Tate & Lyle Sugars is seeking damages from the European Commission over tariffs

Tate & Lyle Sugars is seeking damages from the European Commission over tariffs

Tate & Lyle Sugars (TLS) is taking the European Commission to court over tariffs on sugar imports.

The company, formed last year after US firm American Sugar Refining acquired Tate & Lyle plc's sugar operations, is seeking EUR35m (US$47m) that it claims it lost due to tariffs on sugar imports. The tariffs, Tate & Lyle Sugars claims, are unfairly stifling competition.

Tate & Lyle Sugars argues the European Commission's treatment of the market for sugar is harming sugar refined from cane, which is exported from abroad, and favouring rival beet producers, most of whom are domestic. Beet makes up 80% of the European sugar supply and cane 20%

A spokesperson from Tate & Lyle Sugars said that the tariff is "prohibitively high" and favours domestic producers.

He said: "The case boils down to the fact that there's a discrepancy between domestic suppliers, which don't have to pay tariffs, and refiners like Tate & Lyle that do."

On Wednesday (5 October), Tate & Lyle Sugars chief executive Ian Bacon met representatives of UK Business Secretary Vince Cable to discuss the lawsuit. A spokesperson for Mr Cable said the government was "listening seriously".

"We were there to give them a full briefing and utilise British government support for our campaign for a level playing field", the spokesperson said.

He added the lawsuit will also help shoppers and food processors, as companies that import cane sugar are forced to pass the cost on to consumers.

Officials at the European Commission could not be reached for immediate comment.
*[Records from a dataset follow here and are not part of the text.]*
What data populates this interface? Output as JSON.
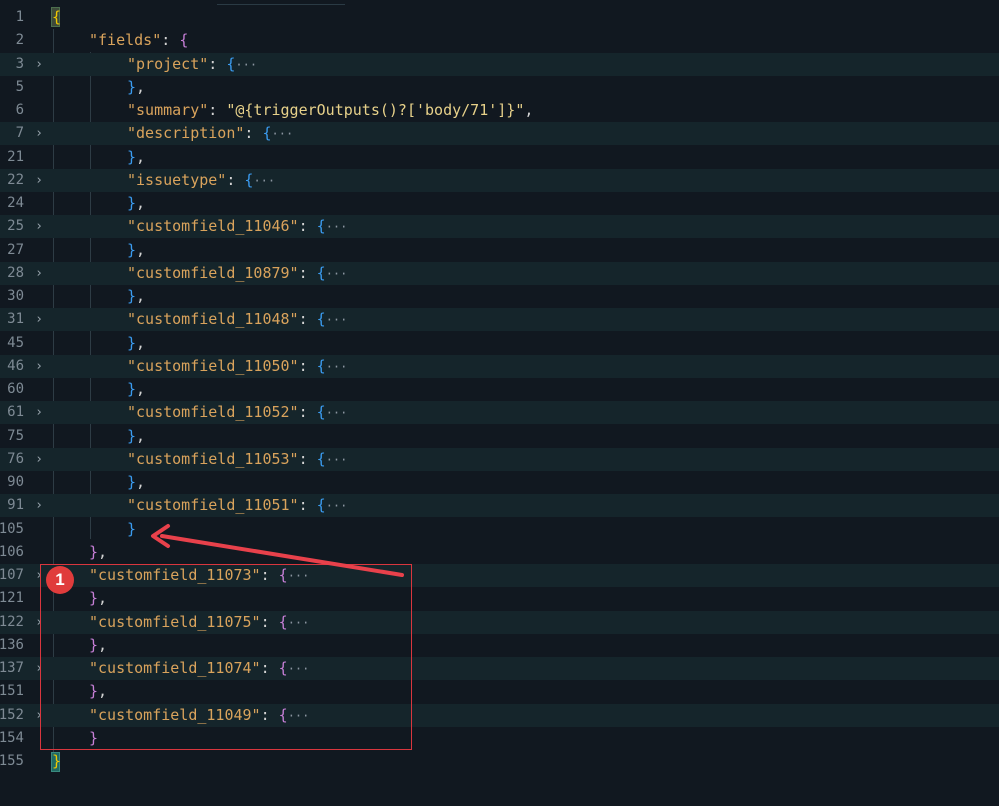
{
  "editor": {
    "lines": [
      {
        "num": "1",
        "fold": false,
        "indent": 0,
        "parts": [
          {
            "t": "{",
            "c": "brace-y"
          }
        ]
      },
      {
        "num": "2",
        "fold": false,
        "indent": 1,
        "parts": [
          {
            "t": "\"fields\"",
            "c": "key"
          },
          {
            "t": ": ",
            "c": "punc"
          },
          {
            "t": "{",
            "c": "brace-m"
          }
        ]
      },
      {
        "num": "3",
        "fold": true,
        "indent": 2,
        "parts": [
          {
            "t": "\"project\"",
            "c": "key"
          },
          {
            "t": ": ",
            "c": "punc"
          },
          {
            "t": "{",
            "c": "brace-b"
          },
          {
            "t": "···",
            "c": "ell"
          }
        ]
      },
      {
        "num": "5",
        "fold": false,
        "indent": 2,
        "parts": [
          {
            "t": "}",
            "c": "brace-b"
          },
          {
            "t": ",",
            "c": "punc"
          }
        ]
      },
      {
        "num": "6",
        "fold": false,
        "indent": 2,
        "parts": [
          {
            "t": "\"summary\"",
            "c": "key"
          },
          {
            "t": ": ",
            "c": "punc"
          },
          {
            "t": "\"@{triggerOutputs()?['body/71']}\"",
            "c": "str"
          },
          {
            "t": ",",
            "c": "punc"
          }
        ]
      },
      {
        "num": "7",
        "fold": true,
        "indent": 2,
        "parts": [
          {
            "t": "\"description\"",
            "c": "key"
          },
          {
            "t": ": ",
            "c": "punc"
          },
          {
            "t": "{",
            "c": "brace-b"
          },
          {
            "t": "···",
            "c": "ell"
          }
        ]
      },
      {
        "num": "21",
        "fold": false,
        "indent": 2,
        "parts": [
          {
            "t": "}",
            "c": "brace-b"
          },
          {
            "t": ",",
            "c": "punc"
          }
        ]
      },
      {
        "num": "22",
        "fold": true,
        "indent": 2,
        "parts": [
          {
            "t": "\"issuetype\"",
            "c": "key"
          },
          {
            "t": ": ",
            "c": "punc"
          },
          {
            "t": "{",
            "c": "brace-b"
          },
          {
            "t": "···",
            "c": "ell"
          }
        ]
      },
      {
        "num": "24",
        "fold": false,
        "indent": 2,
        "parts": [
          {
            "t": "}",
            "c": "brace-b"
          },
          {
            "t": ",",
            "c": "punc"
          }
        ]
      },
      {
        "num": "25",
        "fold": true,
        "indent": 2,
        "parts": [
          {
            "t": "\"customfield_11046\"",
            "c": "key"
          },
          {
            "t": ": ",
            "c": "punc"
          },
          {
            "t": "{",
            "c": "brace-b"
          },
          {
            "t": "···",
            "c": "ell"
          }
        ]
      },
      {
        "num": "27",
        "fold": false,
        "indent": 2,
        "parts": [
          {
            "t": "}",
            "c": "brace-b"
          },
          {
            "t": ",",
            "c": "punc"
          }
        ]
      },
      {
        "num": "28",
        "fold": true,
        "indent": 2,
        "parts": [
          {
            "t": "\"customfield_10879\"",
            "c": "key"
          },
          {
            "t": ": ",
            "c": "punc"
          },
          {
            "t": "{",
            "c": "brace-b"
          },
          {
            "t": "···",
            "c": "ell"
          }
        ]
      },
      {
        "num": "30",
        "fold": false,
        "indent": 2,
        "parts": [
          {
            "t": "}",
            "c": "brace-b"
          },
          {
            "t": ",",
            "c": "punc"
          }
        ]
      },
      {
        "num": "31",
        "fold": true,
        "indent": 2,
        "parts": [
          {
            "t": "\"customfield_11048\"",
            "c": "key"
          },
          {
            "t": ": ",
            "c": "punc"
          },
          {
            "t": "{",
            "c": "brace-b"
          },
          {
            "t": "···",
            "c": "ell"
          }
        ]
      },
      {
        "num": "45",
        "fold": false,
        "indent": 2,
        "parts": [
          {
            "t": "}",
            "c": "brace-b"
          },
          {
            "t": ",",
            "c": "punc"
          }
        ]
      },
      {
        "num": "46",
        "fold": true,
        "indent": 2,
        "parts": [
          {
            "t": "\"customfield_11050\"",
            "c": "key"
          },
          {
            "t": ": ",
            "c": "punc"
          },
          {
            "t": "{",
            "c": "brace-b"
          },
          {
            "t": "···",
            "c": "ell"
          }
        ]
      },
      {
        "num": "60",
        "fold": false,
        "indent": 2,
        "parts": [
          {
            "t": "}",
            "c": "brace-b"
          },
          {
            "t": ",",
            "c": "punc"
          }
        ]
      },
      {
        "num": "61",
        "fold": true,
        "indent": 2,
        "parts": [
          {
            "t": "\"customfield_11052\"",
            "c": "key"
          },
          {
            "t": ": ",
            "c": "punc"
          },
          {
            "t": "{",
            "c": "brace-b"
          },
          {
            "t": "···",
            "c": "ell"
          }
        ]
      },
      {
        "num": "75",
        "fold": false,
        "indent": 2,
        "parts": [
          {
            "t": "}",
            "c": "brace-b"
          },
          {
            "t": ",",
            "c": "punc"
          }
        ]
      },
      {
        "num": "76",
        "fold": true,
        "indent": 2,
        "parts": [
          {
            "t": "\"customfield_11053\"",
            "c": "key"
          },
          {
            "t": ": ",
            "c": "punc"
          },
          {
            "t": "{",
            "c": "brace-b"
          },
          {
            "t": "···",
            "c": "ell"
          }
        ]
      },
      {
        "num": "90",
        "fold": false,
        "indent": 2,
        "parts": [
          {
            "t": "}",
            "c": "brace-b"
          },
          {
            "t": ",",
            "c": "punc"
          }
        ]
      },
      {
        "num": "91",
        "fold": true,
        "indent": 2,
        "parts": [
          {
            "t": "\"customfield_11051\"",
            "c": "key"
          },
          {
            "t": ": ",
            "c": "punc"
          },
          {
            "t": "{",
            "c": "brace-b"
          },
          {
            "t": "···",
            "c": "ell"
          }
        ]
      },
      {
        "num": "105",
        "fold": false,
        "indent": 2,
        "parts": [
          {
            "t": "}",
            "c": "brace-b"
          }
        ]
      },
      {
        "num": "106",
        "fold": false,
        "indent": 1,
        "parts": [
          {
            "t": "}",
            "c": "brace-m"
          },
          {
            "t": ",",
            "c": "punc"
          }
        ]
      },
      {
        "num": "107",
        "fold": true,
        "indent": 1,
        "parts": [
          {
            "t": "\"customfield_11073\"",
            "c": "key"
          },
          {
            "t": ": ",
            "c": "punc"
          },
          {
            "t": "{",
            "c": "brace-m"
          },
          {
            "t": "···",
            "c": "ell"
          }
        ]
      },
      {
        "num": "121",
        "fold": false,
        "indent": 1,
        "parts": [
          {
            "t": "}",
            "c": "brace-m"
          },
          {
            "t": ",",
            "c": "punc"
          }
        ]
      },
      {
        "num": "122",
        "fold": true,
        "indent": 1,
        "parts": [
          {
            "t": "\"customfield_11075\"",
            "c": "key"
          },
          {
            "t": ": ",
            "c": "punc"
          },
          {
            "t": "{",
            "c": "brace-m"
          },
          {
            "t": "···",
            "c": "ell"
          }
        ]
      },
      {
        "num": "136",
        "fold": false,
        "indent": 1,
        "parts": [
          {
            "t": "}",
            "c": "brace-m"
          },
          {
            "t": ",",
            "c": "punc"
          }
        ]
      },
      {
        "num": "137",
        "fold": true,
        "indent": 1,
        "parts": [
          {
            "t": "\"customfield_11074\"",
            "c": "key"
          },
          {
            "t": ": ",
            "c": "punc"
          },
          {
            "t": "{",
            "c": "brace-m"
          },
          {
            "t": "···",
            "c": "ell"
          }
        ]
      },
      {
        "num": "151",
        "fold": false,
        "indent": 1,
        "parts": [
          {
            "t": "}",
            "c": "brace-m"
          },
          {
            "t": ",",
            "c": "punc"
          }
        ]
      },
      {
        "num": "152",
        "fold": true,
        "indent": 1,
        "parts": [
          {
            "t": "\"customfield_11049\"",
            "c": "key"
          },
          {
            "t": ": ",
            "c": "punc"
          },
          {
            "t": "{",
            "c": "brace-m"
          },
          {
            "t": "···",
            "c": "ell"
          }
        ]
      },
      {
        "num": "154",
        "fold": false,
        "indent": 1,
        "parts": [
          {
            "t": "}",
            "c": "brace-m"
          }
        ]
      },
      {
        "num": "155",
        "fold": false,
        "indent": 0,
        "parts": [
          {
            "t": "}",
            "c": "brace-y"
          }
        ]
      }
    ]
  },
  "annotation": {
    "badge_label": "1",
    "box_color": "#d9363e",
    "arrow_color": "#e8414b"
  },
  "icons": {
    "fold_chevron": "chevron-right-icon"
  }
}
However, it told The Daily Telegraph on Wednesday: "The Commission maintains the regulations represent a balanced policy towards the sugar market."